In exchange for sitting down and talking, the Iranians would get hundreds of millions of dollars monthly, stabilizing their economy. Eventually U.S. diplomats offered Iran a deal that legalized full-blown uranium, plutonium, and ballistic-missile work on a timeline—with international sponsorship for Iranian work in the meantime—and did not force the country to disclose its previous nuclear cheating.
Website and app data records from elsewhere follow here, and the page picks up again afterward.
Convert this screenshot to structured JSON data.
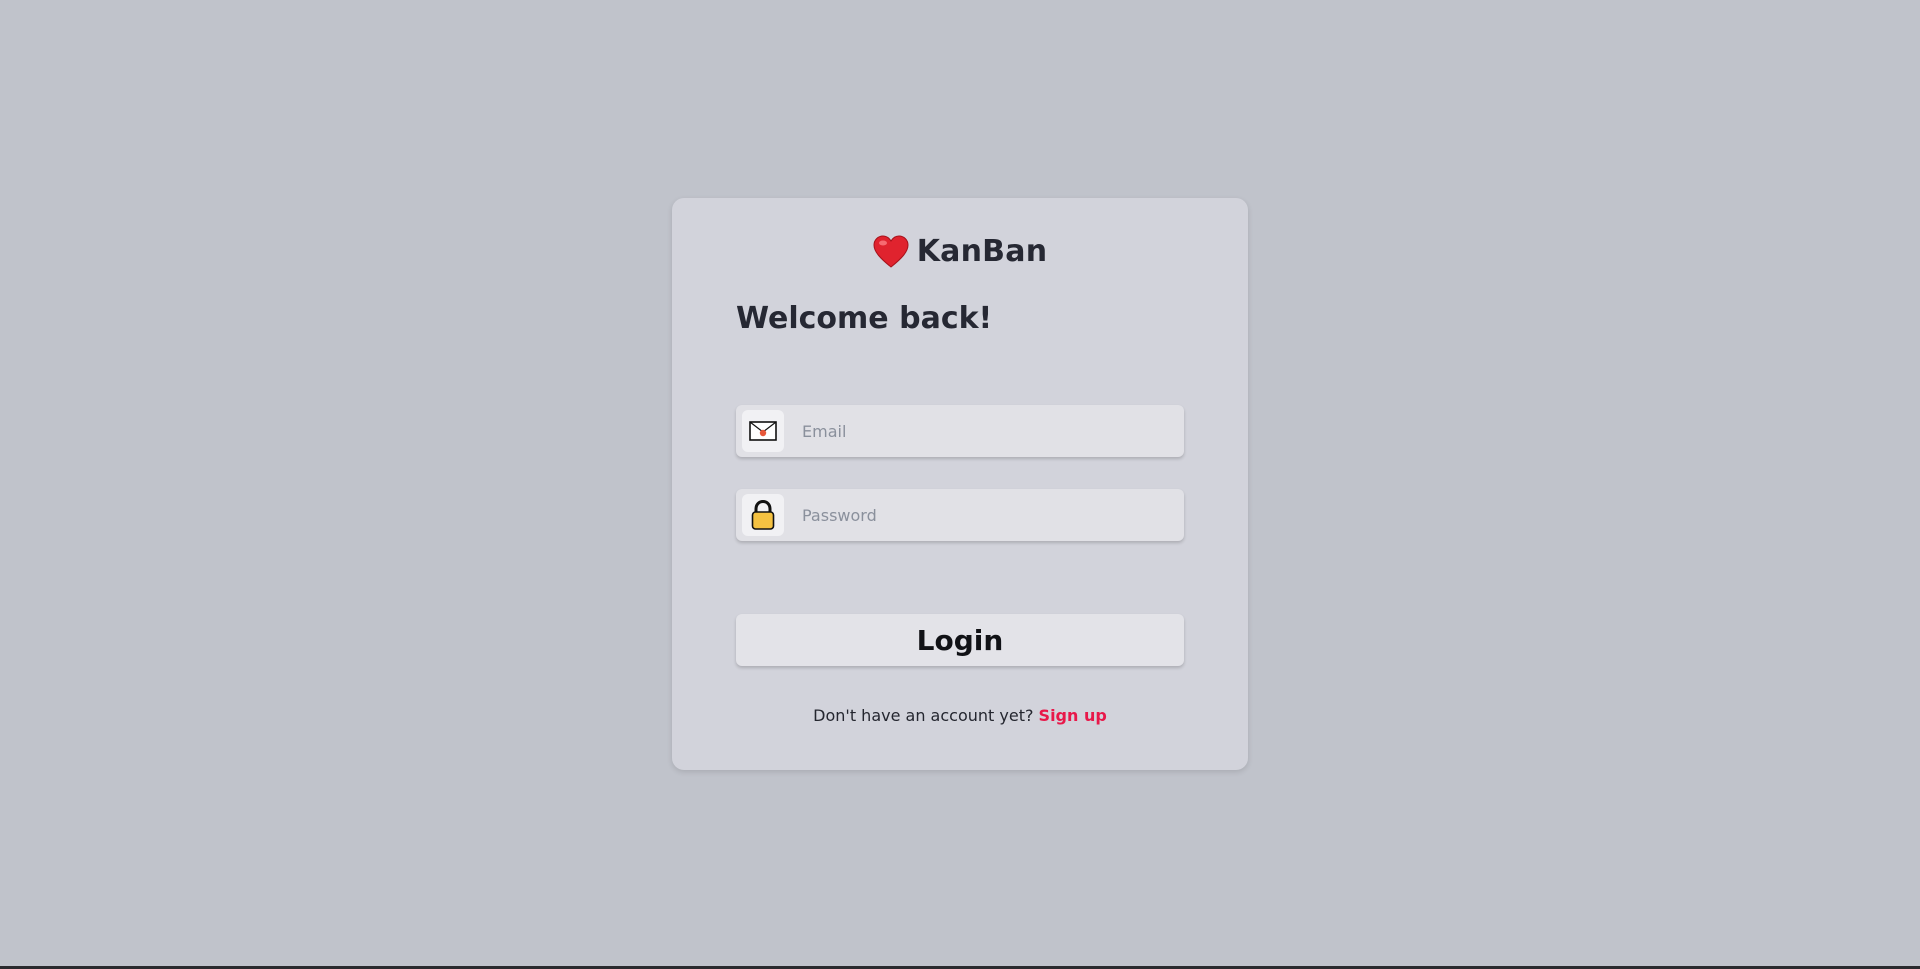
{
  "brand": {
    "icon": "red-heart-icon",
    "name": "KanBan"
  },
  "heading": "Welcome back!",
  "email_field": {
    "icon": "envelope-icon",
    "placeholder": "Email",
    "value": ""
  },
  "password_field": {
    "icon": "lock-icon",
    "placeholder": "Password",
    "value": ""
  },
  "login_button": {
    "label": "Login"
  },
  "signup": {
    "prompt": "Don't have an account yet?",
    "link_label": "Sign up"
  },
  "colors": {
    "background": "#c0c3cb",
    "card": "#d2d3db",
    "accent_link": "#e8184a",
    "heart": "#e0232e",
    "lock": "#f5c242"
  }
}
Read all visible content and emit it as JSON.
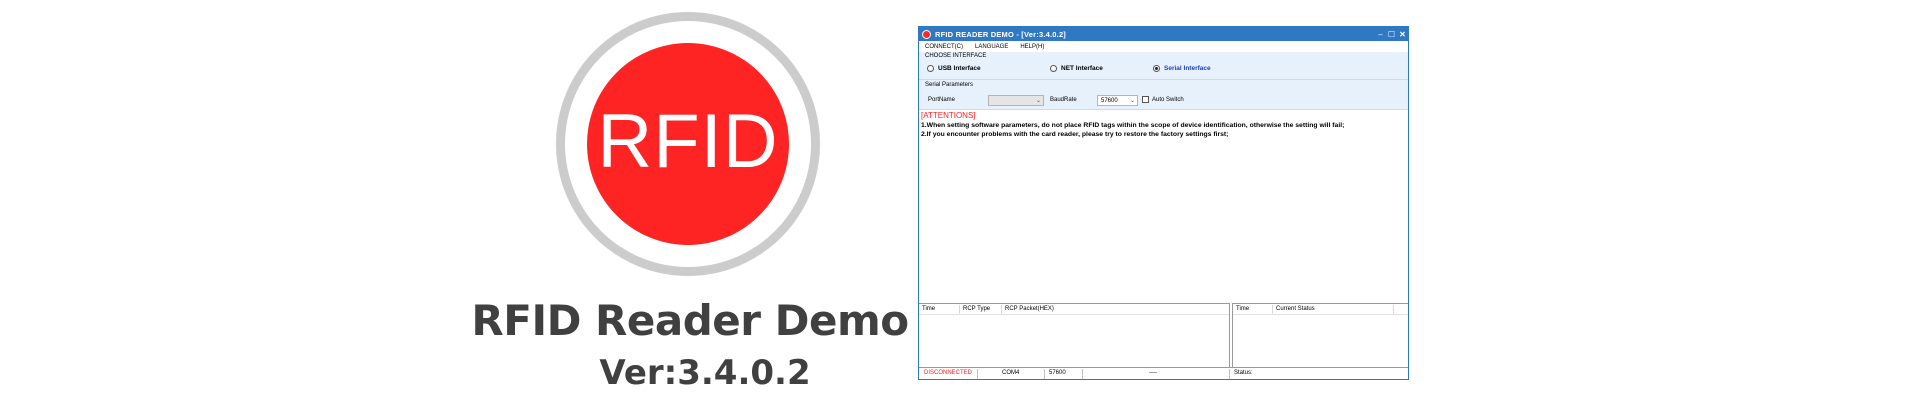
{
  "brand": {
    "logo_text": "RFID",
    "title": "RFID Reader Demo",
    "version": "Ver:3.4.0.2"
  },
  "window": {
    "title": "RFID READER DEMO - [Ver:3.4.0.2]",
    "controls": {
      "minimize": "–",
      "maximize": "☐",
      "close": "✕"
    }
  },
  "menu": [
    "CONNECT(C)",
    "LANGUAGE",
    "HELP(H)"
  ],
  "interface": {
    "legend": "CHOOSE INTERFACE",
    "options": [
      "USB Interface",
      "NET Interface",
      "Serial Interface"
    ],
    "selected": "Serial Interface"
  },
  "serial": {
    "legend": "Serial Parameters",
    "port_label": "PortName",
    "port_value": "",
    "baud_label": "BaudRate",
    "baud_value": "57600",
    "auto_switch_label": "Auto Switch",
    "auto_switch_checked": false
  },
  "attentions": {
    "heading": "[ATTENTIONS]",
    "line1": "1.When setting software parameters, do not place RFID tags within the scope of device identification, otherwise the setting will fail;",
    "line2": "2.If you encounter problems with the card reader, please try to restore the factory settings first;"
  },
  "packet_log": {
    "columns": [
      "Time",
      "RCP Type",
      "RCP Packet(HEX)"
    ]
  },
  "status_log": {
    "columns": [
      "Time",
      "Current Status"
    ]
  },
  "statusbar": {
    "connection": "DISCONNECTED",
    "port": "COM4",
    "baud": "57600",
    "extra": "----",
    "status": "Status:"
  },
  "colors": {
    "logo_red": "#ff2424",
    "logo_ring": "#cccccc",
    "titlebar": "#2f78c4",
    "panel_bg": "#e6f1fb",
    "alert_red": "#ff2020",
    "selected_blue": "#1f3fbf"
  }
}
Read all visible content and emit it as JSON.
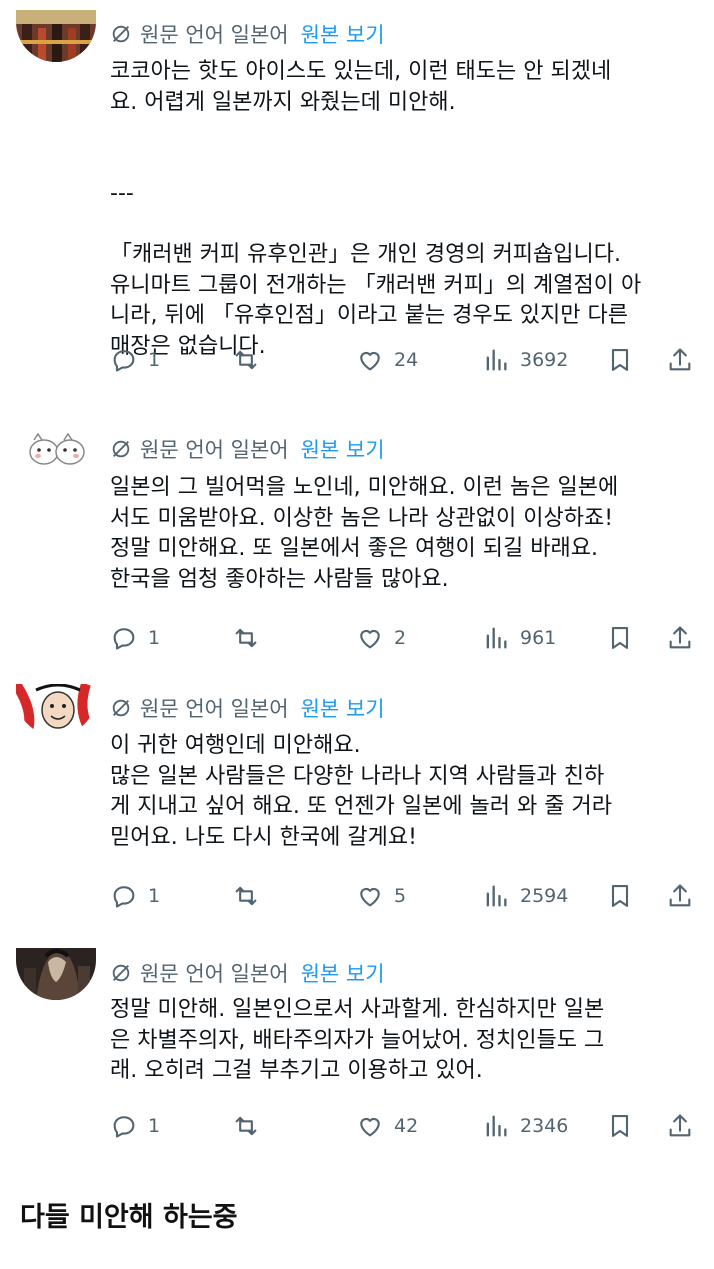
{
  "translate": {
    "label": "원문 언어 일본어",
    "link": "원본 보기"
  },
  "replies": [
    {
      "text": "코코아는 핫도 아이스도 있는데, 이런 태도는 안 되겠네\n요. 어렵게 일본까지 와줬는데 미안해.\n\n\n---\n\n「캐러밴 커피 유후인관」은 개인 경영의 커피숍입니다.\n유니마트 그룹이 전개하는 「캐러밴 커피」의 계열점이 아\n니라, 뒤에 「유후인점」이라고 붙는 경우도 있지만 다른\n매장은 없습니다.",
      "replies": "1",
      "likes": "24",
      "views": "3692"
    },
    {
      "text": "일본의 그 빌어먹을 노인네, 미안해요. 이런 놈은 일본에\n서도 미움받아요. 이상한 놈은 나라 상관없이 이상하죠!\n정말 미안해요. 또 일본에서 좋은 여행이 되길 바래요.\n한국을 엄청 좋아하는 사람들 많아요.",
      "replies": "1",
      "likes": "2",
      "views": "961"
    },
    {
      "text": "이 귀한 여행인데 미안해요.\n많은 일본 사람들은 다양한 나라나 지역 사람들과 친하\n게 지내고 싶어 해요. 또 언젠가 일본에 놀러 와 줄 거라\n믿어요. 나도 다시 한국에 갈게요!",
      "replies": "1",
      "likes": "5",
      "views": "2594"
    },
    {
      "text": "정말 미안해. 일본인으로서 사과할게. 한심하지만 일본\n은 차별주의자, 배타주의자가 늘어났어. 정치인들도 그\n래. 오히려 그걸 부추기고 이용하고 있어.",
      "replies": "1",
      "likes": "42",
      "views": "2346"
    }
  ],
  "footer": {
    "caption": "다들 미안해 하는중"
  },
  "colors": {
    "link": "#1d9bf0",
    "muted": "#536471",
    "text": "#0f1419"
  }
}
The deal also immediately released roughly a hundred billion dollars to Iran, shredded the international sanctions regime, would have American officials traveling to drum up business for Iran, removed restrictions on a range of Iranian terrorists, and allowed Iran to keep spinning thousands of centrifuges throughout the deal—and then, to sell all of that, the president and his allies said that American diplomats did the best anyone could have.
The party to the negotiation that is more anxious to make a deal gets the worst of the deal. And if your anxiety rises to the level of desperation, you really get the worst of the deal. You don’t need to have spent time in the souks of Tehran to grasp that. And the US was so desperate for this deal, that it cut a deal that was fundamentally an unconditional surrender. Pathetic.
Meanwhile, in other diplomatic triumphs, the State Department’s spokesmen (and their useful idiots in the press) are still raving about the great cease-fire deal that we cut with the Russians in Syria, even though Russian jets bombed the US’s proxies last week, and US jets bombed the Russians’ this week. Or maybe that was the other way around: Peace in Our Time® is confusing.
But wait, it gets worse. Former terrorism prosecutor Andy McCarthy (he’s the guy who put the first batch of WTC-bombing terrorists, from 1993, in Club Fed) has a rundown on what Iran is doing with its American cash.
The part that was hostage ransom — about $1.7 billion — went to the IRGC to promote terrorism and jihad. Some of this probably shores up the Syrians that we’re ineptly sort-of fighting. (And Russia is ineptly sort-of supporting). The dispostion of the tens of billions more that is not hostage ransom, but simple tribute, is murkier, but as McCarthy points out, money is fungible and will be spent according to Iranian priorities. As Andy wraps up:
Not to worry, though — it’s not like they’re threatening our naval vessels, humiliating our sailors, massing Hezbollah forces on Israel’s border, or chanting “Death to America,” right?
This agreement is all bad, every bit of it, even to the punctuation marks and white space therein; it could have only been negotiated and approved by persons who loathe America and the West, and . And it’s one more data point on the 5,000 year pile of evidence that appeasement, acquiescence and self-abasement are no source of national success or even survival.